## Exercise instructions
Make an exact copy of all the entries, with the pictures left out.

## Excerpted records
┌────────

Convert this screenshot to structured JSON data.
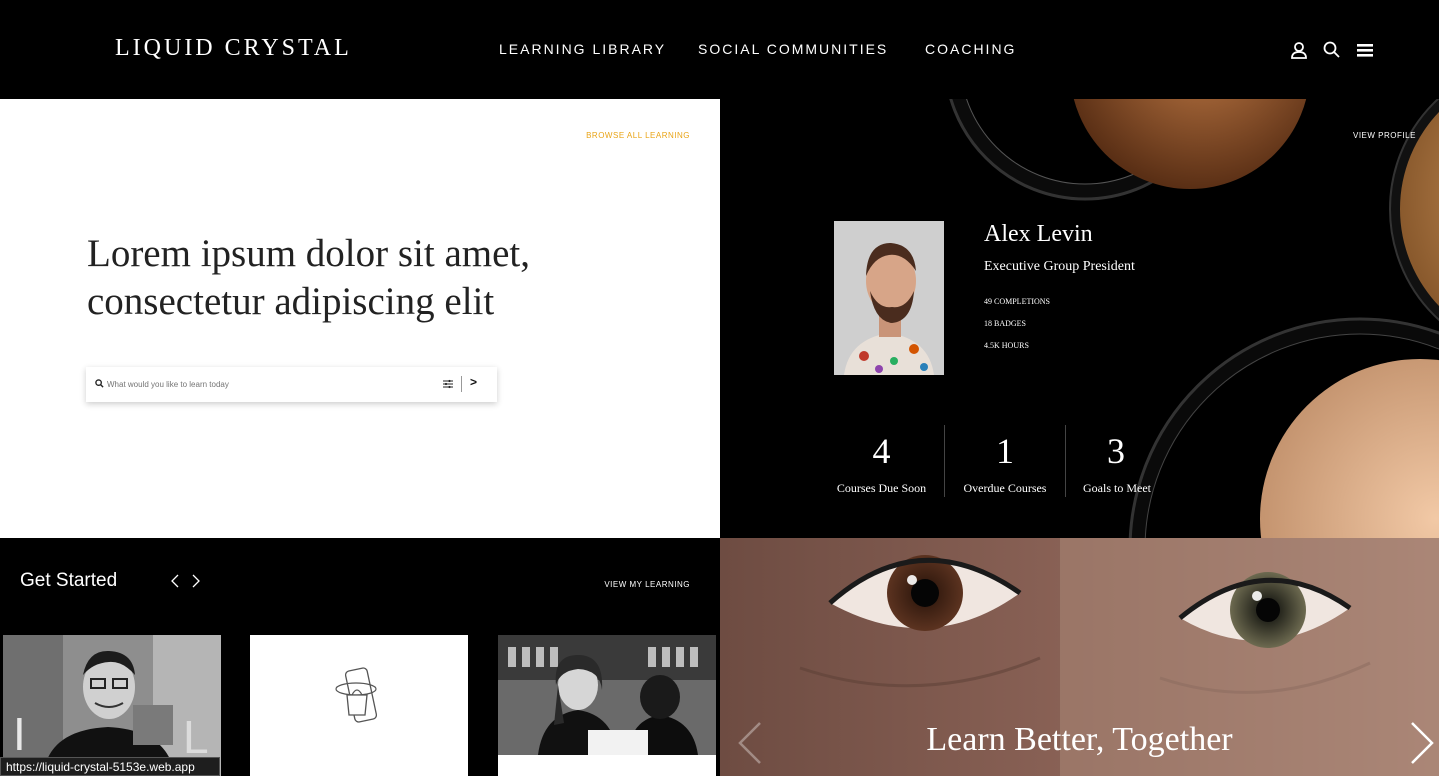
{
  "header": {
    "logo": "LIQUID CRYSTAL",
    "nav": [
      "LEARNING LIBRARY",
      "SOCIAL COMMUNITIES",
      "COACHING"
    ],
    "icons": [
      "user-icon",
      "search-icon",
      "menu-icon"
    ]
  },
  "hero": {
    "browse_link": "BROWSE ALL LEARNING",
    "headline_line1": "Lorem ipsum dolor sit amet,",
    "headline_line2": "consectetur adipiscing elit",
    "search_placeholder": "What would you like to learn today",
    "submit_label": ">"
  },
  "profile": {
    "view_profile": "VIEW PROFILE",
    "name": "Alex Levin",
    "title": "Executive Group President",
    "completions": "49 COMPLETIONS",
    "badges": "18 BADGES",
    "hours": "4.5K HOURS",
    "stats": [
      {
        "value": "4",
        "label": "Courses Due Soon"
      },
      {
        "value": "1",
        "label": "Overdue Courses"
      },
      {
        "value": "3",
        "label": "Goals to Meet"
      }
    ]
  },
  "get_started": {
    "title": "Get Started",
    "view_link": "VIEW MY LEARNING"
  },
  "banner": {
    "text": "Learn Better, Together"
  },
  "status_url": "https://liquid-crystal-5153e.web.app",
  "colors": {
    "accent": "#e9a417",
    "background": "#000000",
    "panel": "#ffffff"
  }
}
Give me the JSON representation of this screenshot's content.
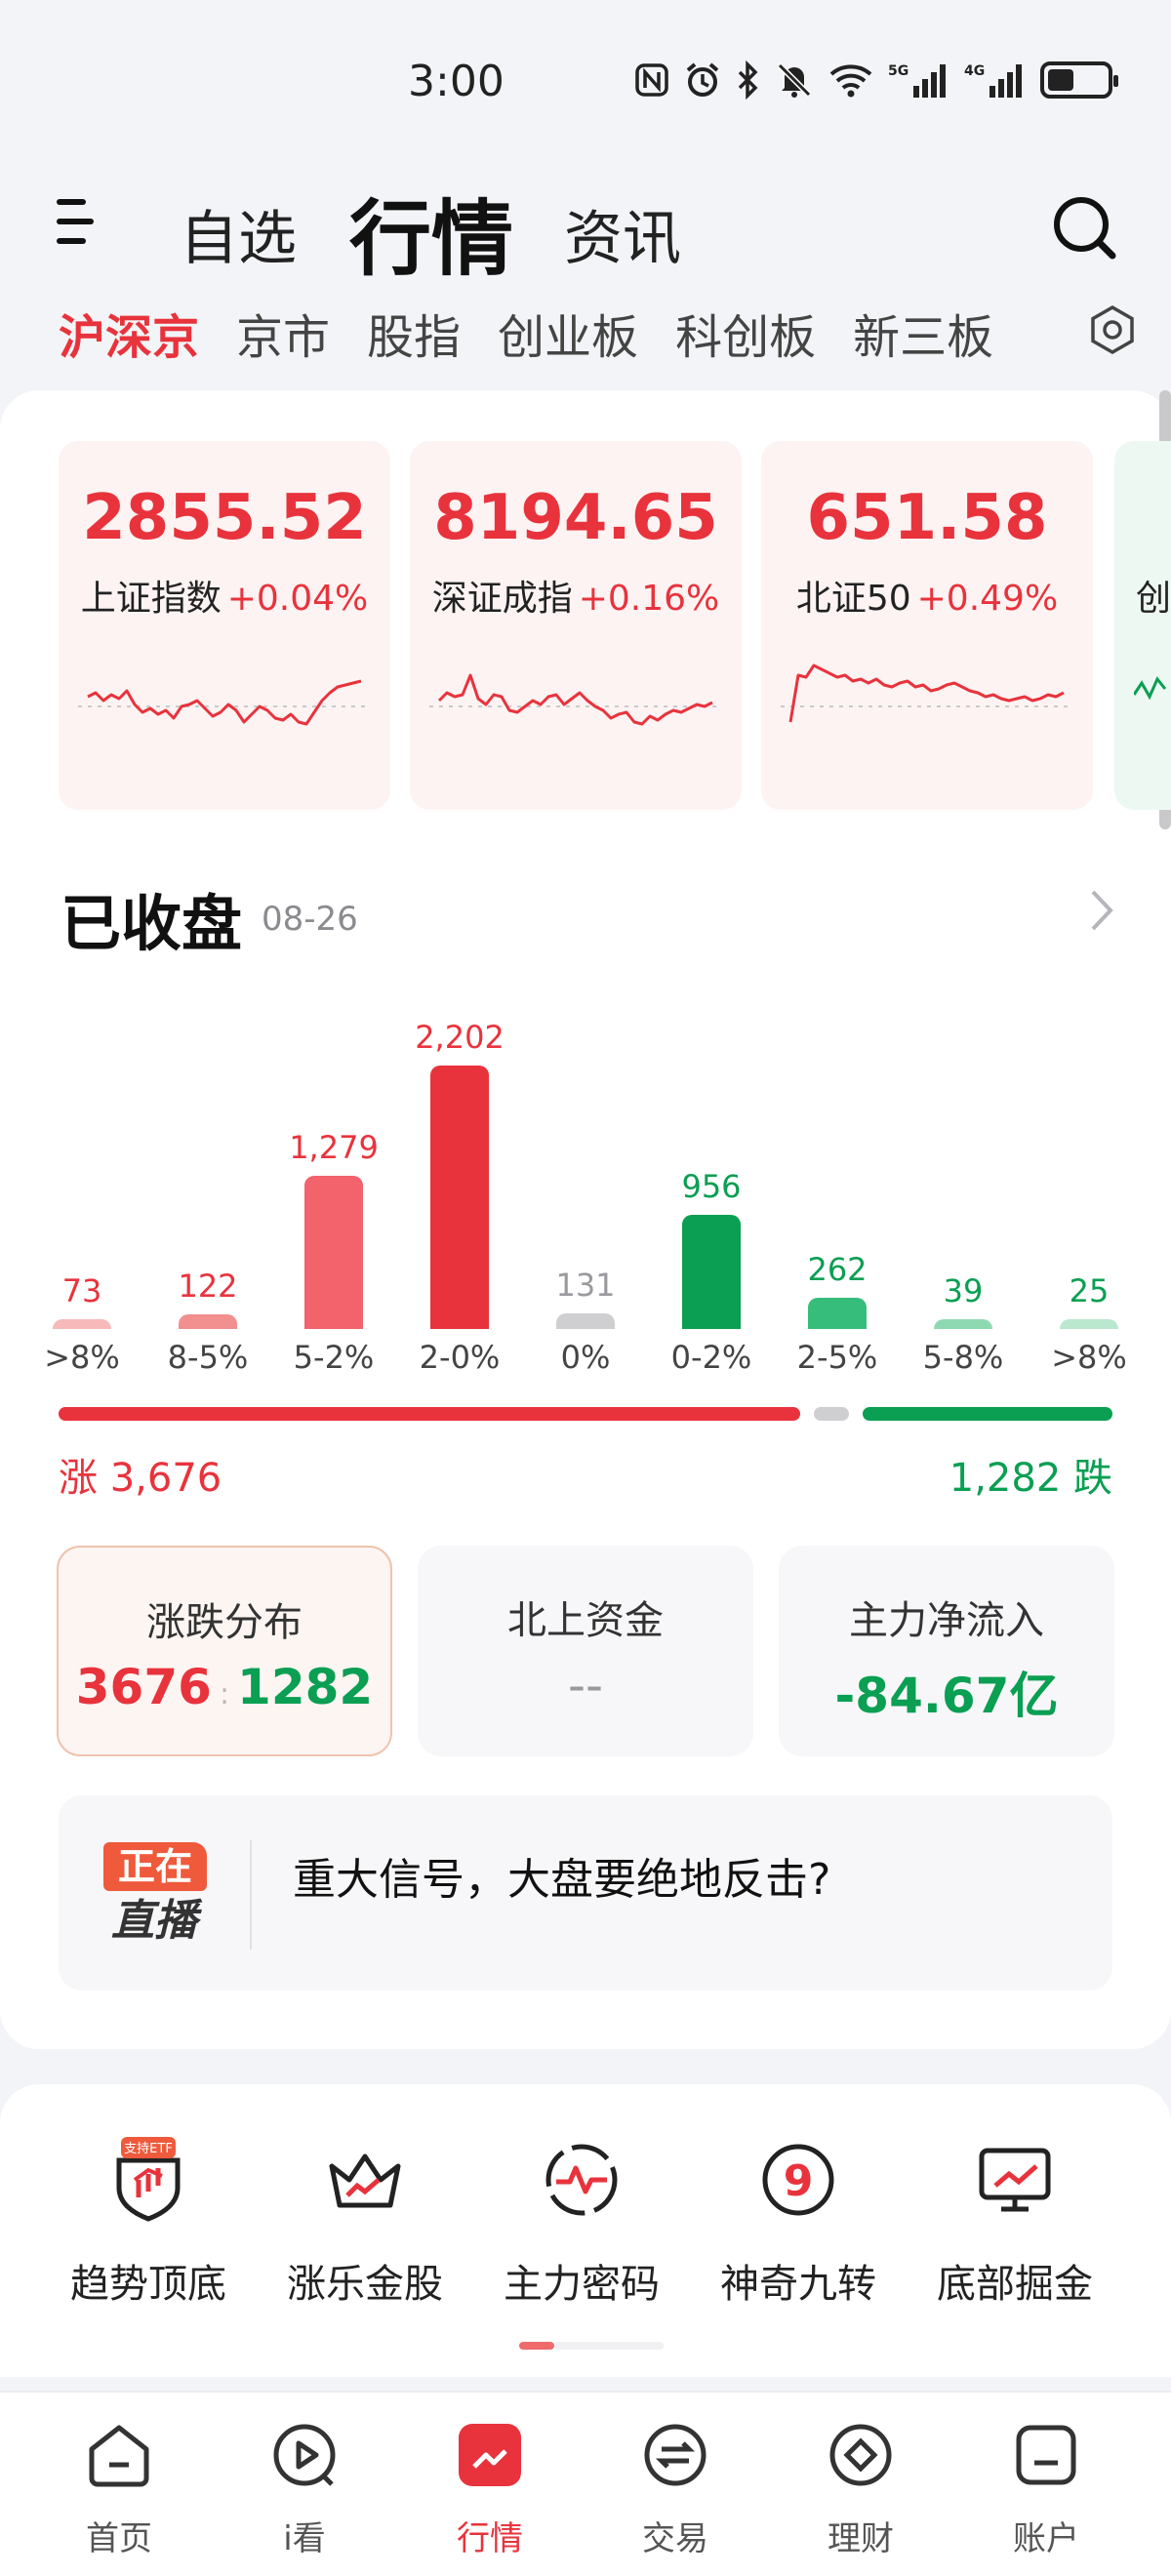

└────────

## Your response
Convert this screenshot to structured JSON data.
{
  "header": {
    "logo": "LIQUID CRYSTAL",
    "nav": [
      "LEARNING LIBRARY",
      "SOCIAL COMMUNITIES",
      "COACHING"
    ],
    "icons": [
      "user-icon",
      "search-icon",
      "menu-icon"
    ]
  },
  "hero": {
    "browse_link": "BROWSE ALL LEARNING",
    "headline_line1": "Lorem ipsum dolor sit amet,",
    "headline_line2": "consectetur adipiscing elit",
    "search_placeholder": "What would you like to learn today",
    "submit_label": ">"
  },
  "profile": {
    "view_profile": "VIEW PROFILE",
    "name": "Alex Levin",
    "title": "Executive Group President",
    "completions": "49 COMPLETIONS",
    "badges": "18 BADGES",
    "hours": "4.5K HOURS",
    "stats": [
      {
        "value": "4",
        "label": "Courses Due Soon"
      },
      {
        "value": "1",
        "label": "Overdue Courses"
      },
      {
        "value": "3",
        "label": "Goals to Meet"
      }
    ]
  },
  "get_started": {
    "title": "Get Started",
    "view_link": "VIEW MY LEARNING"
  },
  "banner": {
    "text": "Learn Better, Together"
  },
  "status_url": "https://liquid-crystal-5153e.web.app",
  "colors": {
    "accent": "#e9a417",
    "background": "#000000",
    "panel": "#ffffff"
  }
}
Give me the JSON representation of this screenshot's content.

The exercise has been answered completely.